How does Crawford’s arrival affect the rest of the lineup? Well, that probably depends on how well Cesar Hernandez does in the first four months of his first full season as a big league regular. In constructing the lineup, above, though (six months in advance!) it’s not as if I’m betting against Hernandez’s bat as much as I’m betting on Galvis’ glove. As long as his bat is closer to 2015 than 2012-14, I think Galvis has the edge on playing time at second after Crawford’s arrival at short because Galvis’s glove at second is simply that much better than that of Hernandez. Repeat that refrain from earlier: defense matters (and probably more so in the infield).
Oh, right, there’s another new name in this lineup: catching prospect Andrew Knapp. The former second round pick (selected out of Cal the same year the Phils drafted Crawford) was an offensive sensation at Reading last year and as long as he brushes up his game calling skills, the 24-year-old Knapp could surely find his onto the big league roster by August, if not sooner. (Just because this says August 4 doesn’t mean he couldn’t be on the roster in, say, July.)
Phillies lineup, September 4
Analysis: Now I'm getting crazy, going rogue and breaking away from the above every-two-months thing and adding in a bonus: September. It's September call-up time, so, why not. As you may or may not have noticed, only three names appear in this lineup and the one projected for Opening Day. But that’s just where the Phillies are as a rebuilding organization – they have a lot of young talent in the farm system and on the big league roster and most of them are still in development. If you see a lineup like this one at any point in September, it has been a successful season for the Phillies – it means all of these players has progressed positively in 2016.
The newcomers in this lineup: catcher Jorge Alfaro and outfielder Roman Quinn. Both were injured for large chunks of 2015, stunting their progress as prospects. As a result, both probably need more time than the Williamses, Crawfords, and Knapps this year to continue to hone their skills and make up for lost at-bats from last season.
You may have noticed that both Alfaro and Knapp managed to get into this lineup, despite Major League Baseball allowing teams to start just one catcher in their lineups. (That’s crazy.

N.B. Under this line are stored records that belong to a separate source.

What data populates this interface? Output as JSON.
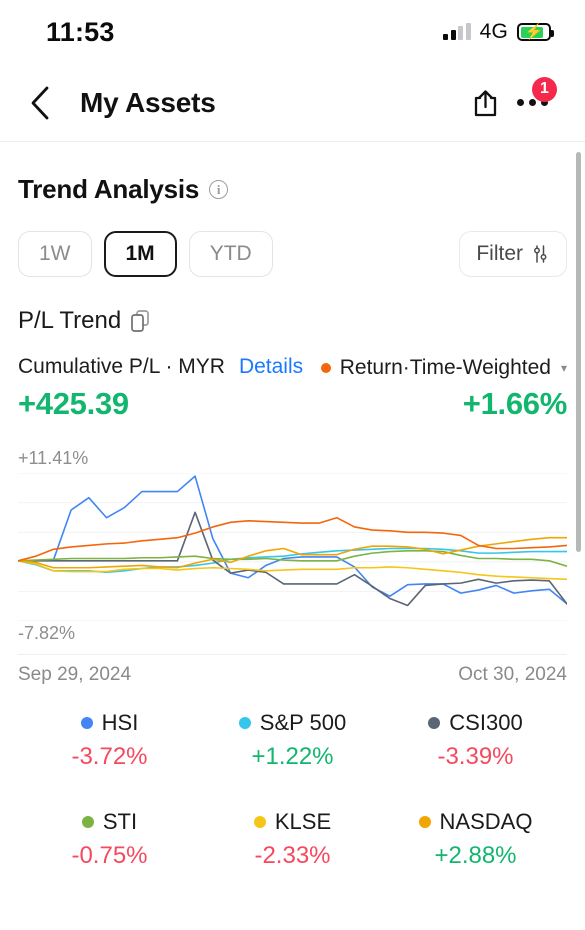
{
  "status_bar": {
    "time": "11:53",
    "network": "4G",
    "signal_icon": "signal-bars-icon",
    "battery_icon": "battery-charging-icon",
    "bolt_glyph": "⚡"
  },
  "nav": {
    "back_icon": "chevron-left-icon",
    "title": "My Assets",
    "share_icon": "share-icon",
    "more_icon": "more-dots-icon",
    "badge_count": "1"
  },
  "section": {
    "title": "Trend Analysis",
    "info_icon": "info-icon",
    "info_glyph": "i"
  },
  "range_chips": [
    {
      "label": "1W",
      "active": false
    },
    {
      "label": "1M",
      "active": true
    },
    {
      "label": "YTD",
      "active": false
    }
  ],
  "filter": {
    "label": "Filter",
    "icon": "sliders-icon"
  },
  "pl_trend": {
    "label": "P/L Trend",
    "copy_icon": "copy-icon"
  },
  "summary": {
    "left_caption": "Cumulative P/L · MYR",
    "details_label": "Details",
    "left_value": "+425.39",
    "right_caption": "Return·Time-Weighted",
    "right_dot_color": "#f4650c",
    "right_caret": "▾",
    "right_value": "+1.66%",
    "positive_color": "#12b66e"
  },
  "chart_data": {
    "type": "line",
    "title": "P/L Trend",
    "xlabel": "",
    "ylabel": "",
    "ylim": [
      -7.82,
      11.41
    ],
    "axis_top_label": "+11.41%",
    "axis_bottom_label": "-7.82%",
    "x_start_label": "Sep 29, 2024",
    "x_end_label": "Oct 30, 2024",
    "grid": true,
    "legend_position": "below",
    "x": [
      0,
      1,
      2,
      3,
      4,
      5,
      6,
      7,
      8,
      9,
      10,
      11,
      12,
      13,
      14,
      15,
      16,
      17,
      18,
      19,
      20,
      21,
      22,
      23,
      24,
      25,
      26,
      27,
      28,
      29,
      30,
      31
    ],
    "series": [
      {
        "name": "HSI",
        "color": "#4285f4",
        "change": "-3.72%",
        "direction": "down",
        "values": [
          0.0,
          0.0,
          0.1,
          6.6,
          8.2,
          5.6,
          6.9,
          9.0,
          9.0,
          9.0,
          11.0,
          2.9,
          -1.6,
          -2.2,
          -0.6,
          0.3,
          0.5,
          0.5,
          0.5,
          -0.8,
          -3.4,
          -4.6,
          -3.1,
          -3.0,
          -3.0,
          -4.2,
          -3.8,
          -3.2,
          -4.2,
          -3.9,
          -3.7,
          -5.6
        ]
      },
      {
        "name": "S&P 500",
        "color": "#34c6eb",
        "change": "+1.22%",
        "direction": "up",
        "values": [
          0.0,
          -0.5,
          -1.3,
          -1.3,
          -1.3,
          -1.5,
          -1.3,
          -1.0,
          -0.8,
          -0.8,
          -0.6,
          -0.3,
          0.2,
          0.4,
          0.5,
          0.6,
          0.9,
          1.1,
          1.3,
          1.4,
          1.5,
          1.6,
          1.6,
          1.6,
          1.5,
          1.3,
          1.0,
          1.0,
          1.1,
          1.2,
          1.2,
          1.2
        ]
      },
      {
        "name": "CSI300",
        "color": "#5a6575",
        "change": "-3.39%",
        "direction": "down",
        "values": [
          0.0,
          0.0,
          0.0,
          0.0,
          0.0,
          0.0,
          0.0,
          0.0,
          0.0,
          0.0,
          6.3,
          0.1,
          -1.6,
          -1.2,
          -1.5,
          -3.0,
          -3.0,
          -3.0,
          -3.0,
          -1.8,
          -3.3,
          -4.9,
          -5.8,
          -3.2,
          -3.0,
          -2.9,
          -2.4,
          -2.9,
          -2.6,
          -2.5,
          -2.6,
          -5.6
        ]
      },
      {
        "name": "STI",
        "color": "#7cb342",
        "change": "-0.75%",
        "direction": "down",
        "values": [
          0.0,
          0.1,
          0.2,
          0.3,
          0.3,
          0.3,
          0.3,
          0.4,
          0.4,
          0.5,
          0.6,
          0.3,
          0.2,
          0.2,
          0.3,
          0.1,
          0.0,
          0.0,
          0.0,
          0.6,
          1.0,
          1.2,
          1.3,
          1.3,
          1.2,
          0.7,
          0.3,
          0.3,
          0.2,
          0.2,
          0.0,
          -0.7
        ]
      },
      {
        "name": "KLSE",
        "color": "#f5c518",
        "change": "-2.33%",
        "direction": "down",
        "values": [
          0.0,
          -0.4,
          -1.3,
          -1.4,
          -1.4,
          -1.4,
          -1.1,
          -1.0,
          -1.0,
          -1.2,
          -1.0,
          -0.9,
          -1.0,
          -1.1,
          -1.3,
          -1.2,
          -1.1,
          -1.1,
          -1.1,
          -0.9,
          -0.9,
          -0.8,
          -0.9,
          -1.1,
          -1.3,
          -1.5,
          -1.8,
          -2.0,
          -2.1,
          -2.2,
          -2.3,
          -2.4
        ]
      },
      {
        "name": "NASDAQ",
        "color": "#f0a500",
        "change": "+2.88%",
        "direction": "up",
        "values": [
          0.0,
          -0.2,
          -0.9,
          -0.9,
          -0.9,
          -0.8,
          -0.7,
          -0.6,
          -0.8,
          -0.9,
          -0.3,
          0.2,
          -0.2,
          0.6,
          1.3,
          1.6,
          0.8,
          0.8,
          0.8,
          1.5,
          1.9,
          1.9,
          1.8,
          1.5,
          0.9,
          1.4,
          1.9,
          2.2,
          2.5,
          2.8,
          3.0,
          3.0
        ]
      },
      {
        "name": "Return-Time-Weighted",
        "color": "#f4650c",
        "change": "+1.66%",
        "direction": "up",
        "values": [
          0.0,
          0.6,
          1.5,
          1.8,
          2.0,
          2.2,
          2.3,
          2.6,
          2.8,
          3.0,
          3.6,
          4.4,
          5.0,
          5.2,
          5.1,
          5.0,
          4.9,
          4.9,
          5.6,
          4.4,
          4.0,
          3.9,
          3.7,
          3.7,
          3.6,
          3.3,
          2.0,
          1.6,
          1.6,
          1.7,
          1.8,
          2.0
        ]
      }
    ]
  },
  "legend": [
    {
      "name": "HSI",
      "color": "#4285f4",
      "change": "-3.72%",
      "direction": "down"
    },
    {
      "name": "S&P 500",
      "color": "#34c6eb",
      "change": "+1.22%",
      "direction": "up"
    },
    {
      "name": "CSI300",
      "color": "#5a6575",
      "change": "-3.39%",
      "direction": "down"
    },
    {
      "name": "STI",
      "color": "#7cb342",
      "change": "-0.75%",
      "direction": "down"
    },
    {
      "name": "KLSE",
      "color": "#f5c518",
      "change": "-2.33%",
      "direction": "down"
    },
    {
      "name": "NASDAQ",
      "color": "#f0a500",
      "change": "+2.88%",
      "direction": "up"
    }
  ]
}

The new commish needs to get on this). If both of these guys reach their ceilings, one will have to move to another spot, eventually. Perhaps Alfaro, who has an 80 arm on the scouting world’s 20-80 scouting scale, makes sense to put in right field instead of moving Knapp. But that same arm – and a potential 20-30 home run bat - would play very well at catcher, too. And since that’s a more difficult position to fill, period - let alone with a power bat – bet on the Phillies exhausting every effort to mold Alfaro into their catcher of the future.
As for Quinn, we buried him in this lineup because we’re figuring it’s his first month in the big leagues and he can work his way up to the top (where he’ll belong long-term with his unrivaled speed). Unless Herrera falters in 2016, it’s difficult to mess with the top three spots in that, currently-constructed-for-September 4th lineup. If Quinn hits, his speed will play at the top of the lineup - but we're going to hold off on going as far as predicting the April 4, 2017 lineup.